▶ [WORK ITEM]
Each record below is to be copied exactly; the pictures are to be omitted.

*** Opening of PROVIDED DATA ***

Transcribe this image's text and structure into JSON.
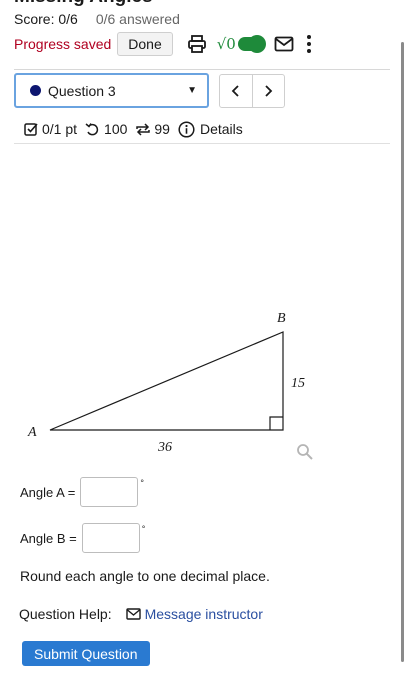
{
  "page": {
    "title": "Missing Angles"
  },
  "score": {
    "label": "Score: 0/6",
    "answered": "0/6 answered"
  },
  "toolbar": {
    "progress_saved": "Progress saved",
    "done_label": "Done",
    "sqrt_label": "√0",
    "toggle_on": true,
    "toggle_color": "#1e8a3a"
  },
  "question_select": {
    "selected": "Question 3",
    "dot_color": "#0d1670"
  },
  "nav": {
    "prev": "‹",
    "next": "›"
  },
  "meta": {
    "points": "0/1 pt",
    "retries": "100",
    "attempts": "99",
    "details": "Details"
  },
  "diagram": {
    "vertex_a": "A",
    "vertex_b": "B",
    "side_bottom": "36",
    "side_right": "15",
    "right_angle_at": "C"
  },
  "form": {
    "angle_a_label": "Angle A =",
    "angle_a_value": "",
    "angle_b_label": "Angle B =",
    "angle_b_value": "",
    "degree_symbol": "°"
  },
  "instructions": "Round each angle to one decimal place.",
  "help": {
    "label": "Question Help:",
    "message_link": "Message instructor"
  },
  "submit_label": "Submit Question",
  "accent_color": "#2a7ad1"
}
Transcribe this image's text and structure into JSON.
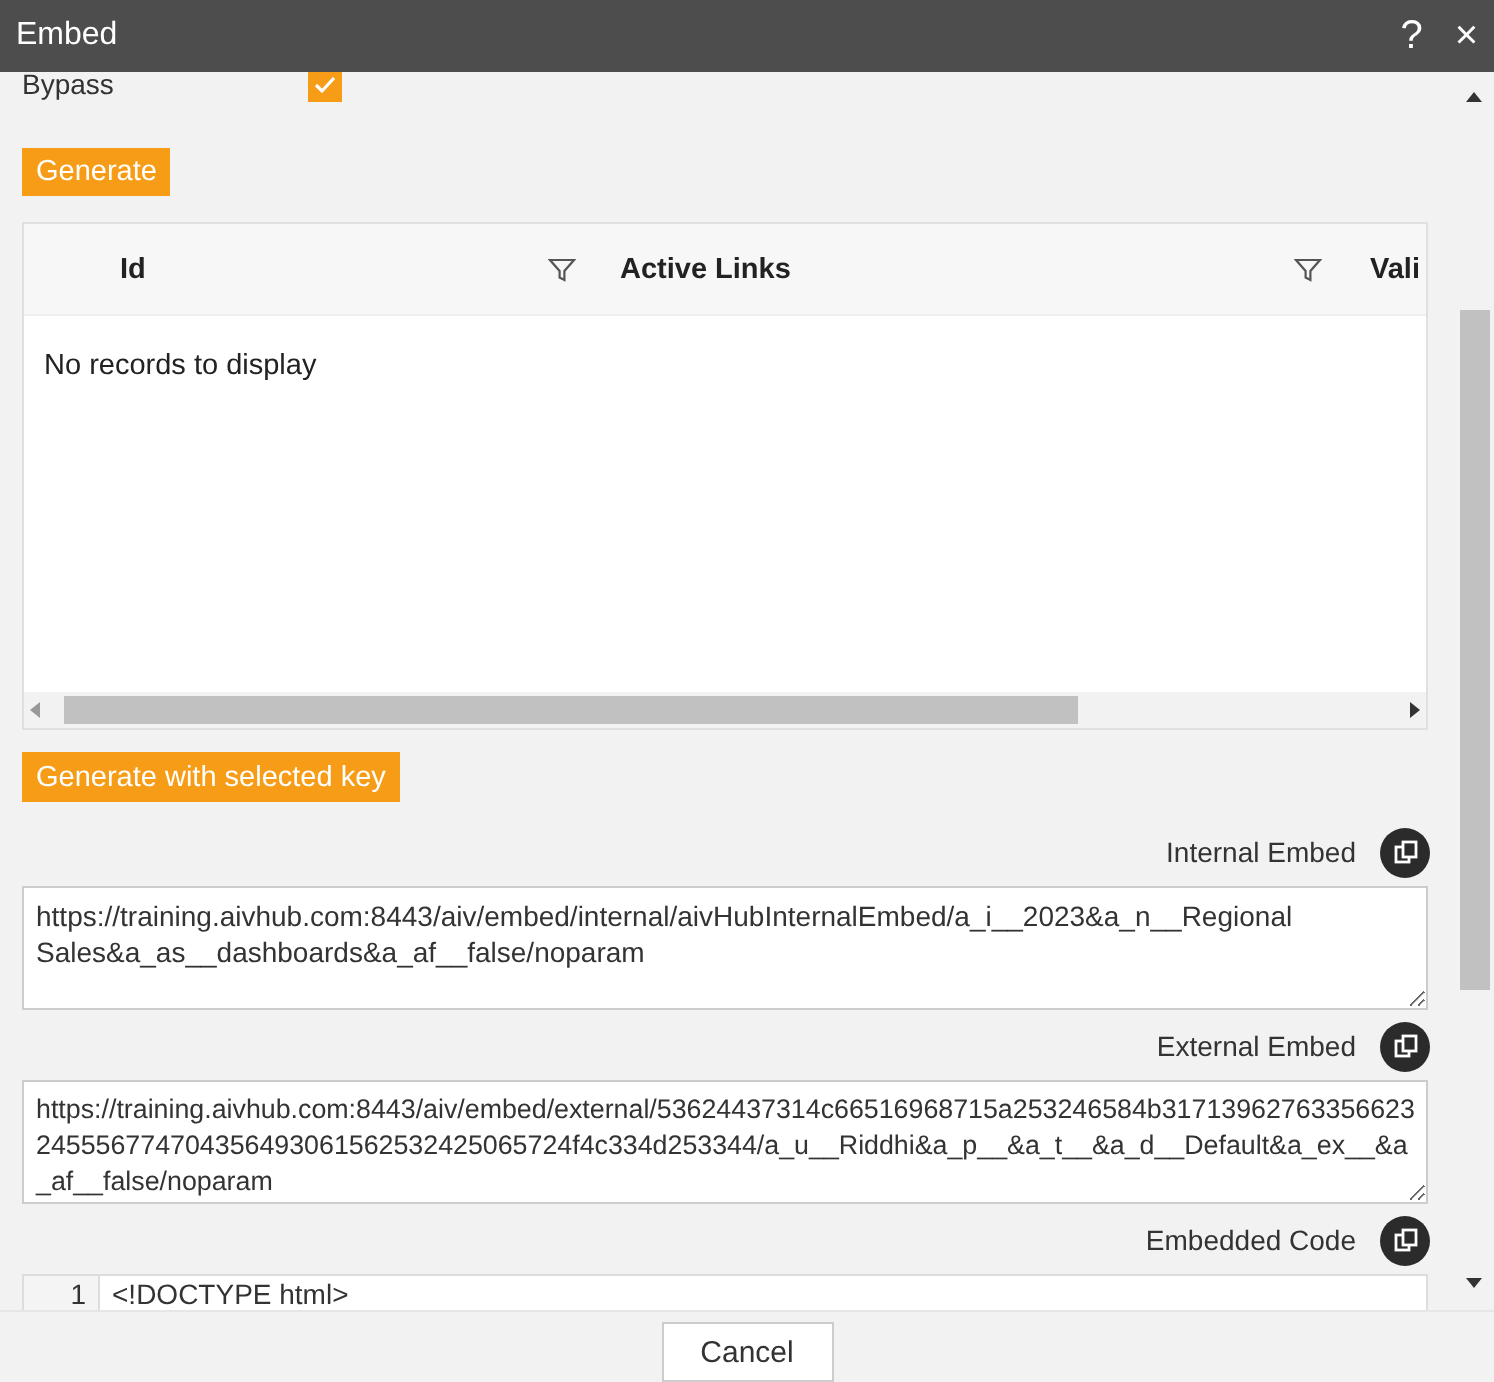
{
  "window": {
    "title": "Embed",
    "help": "?",
    "close": "×"
  },
  "bypass": {
    "label": "Bypass",
    "checked": true
  },
  "generate_button": "Generate",
  "table": {
    "columns": [
      {
        "label": "Id",
        "filter": true
      },
      {
        "label": "Active Links",
        "filter": true
      },
      {
        "label": "Vali",
        "filter": false
      }
    ],
    "empty_message": "No records to display"
  },
  "generate_with_key_button": "Generate with selected key",
  "fields": [
    {
      "kind": "text",
      "label": "Internal Embed",
      "value": "https://training.aivhub.com:8443/aiv/embed/internal/aivHubInternalEmbed/a_i__2023&a_n__Regional Sales&a_as__dashboards&a_af__false/noparam"
    },
    {
      "kind": "text",
      "label": "External Embed",
      "value": "https://training.aivhub.com:8443/aiv/embed/external/53624437314c66516968715a253246584b31713962763356623245556774704356493061562532425065724f4c334d253344/a_u__Riddhi&a_p__&a_t__&a_d__Default&a_ex__&a_af__false/noparam"
    },
    {
      "kind": "code",
      "label": "Embedded Code",
      "line_number": "1",
      "value": "<!DOCTYPE html>"
    }
  ],
  "cancel_button": "Cancel"
}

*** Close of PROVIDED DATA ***

▶ [SOLUTION TO THIS EXERCISE]
Transcribe this image's text and structure into JSON.
{
  "page": {
    "title": "Missing Angles"
  },
  "score": {
    "label": "Score: 0/6",
    "answered": "0/6 answered"
  },
  "toolbar": {
    "progress_saved": "Progress saved",
    "done_label": "Done",
    "sqrt_label": "√0",
    "toggle_on": true,
    "toggle_color": "#1e8a3a"
  },
  "question_select": {
    "selected": "Question 3",
    "dot_color": "#0d1670"
  },
  "nav": {
    "prev": "‹",
    "next": "›"
  },
  "meta": {
    "points": "0/1 pt",
    "retries": "100",
    "attempts": "99",
    "details": "Details"
  },
  "diagram": {
    "vertex_a": "A",
    "vertex_b": "B",
    "side_bottom": "36",
    "side_right": "15",
    "right_angle_at": "C"
  },
  "form": {
    "angle_a_label": "Angle A =",
    "angle_a_value": "",
    "angle_b_label": "Angle B =",
    "angle_b_value": "",
    "degree_symbol": "°"
  },
  "instructions": "Round each angle to one decimal place.",
  "help": {
    "label": "Question Help:",
    "message_link": "Message instructor"
  },
  "submit_label": "Submit Question",
  "accent_color": "#2a7ad1"
}
Transcribe this image's text and structure into JSON.
{
  "window": {
    "title": "Embed",
    "help": "?",
    "close": "×"
  },
  "bypass": {
    "label": "Bypass",
    "checked": true
  },
  "generate_button": "Generate",
  "table": {
    "columns": [
      {
        "label": "Id",
        "filter": true
      },
      {
        "label": "Active Links",
        "filter": true
      },
      {
        "label": "Vali",
        "filter": false
      }
    ],
    "empty_message": "No records to display"
  },
  "generate_with_key_button": "Generate with selected key",
  "fields": [
    {
      "kind": "text",
      "label": "Internal Embed",
      "value": "https://training.aivhub.com:8443/aiv/embed/internal/aivHubInternalEmbed/a_i__2023&a_n__Regional Sales&a_as__dashboards&a_af__false/noparam"
    },
    {
      "kind": "text",
      "label": "External Embed",
      "value": "https://training.aivhub.com:8443/aiv/embed/external/53624437314c66516968715a253246584b31713962763356623245556774704356493061562532425065724f4c334d253344/a_u__Riddhi&a_p__&a_t__&a_d__Default&a_ex__&a_af__false/noparam"
    },
    {
      "kind": "code",
      "label": "Embedded Code",
      "line_number": "1",
      "value": "<!DOCTYPE html>"
    }
  ],
  "cancel_button": "Cancel"
}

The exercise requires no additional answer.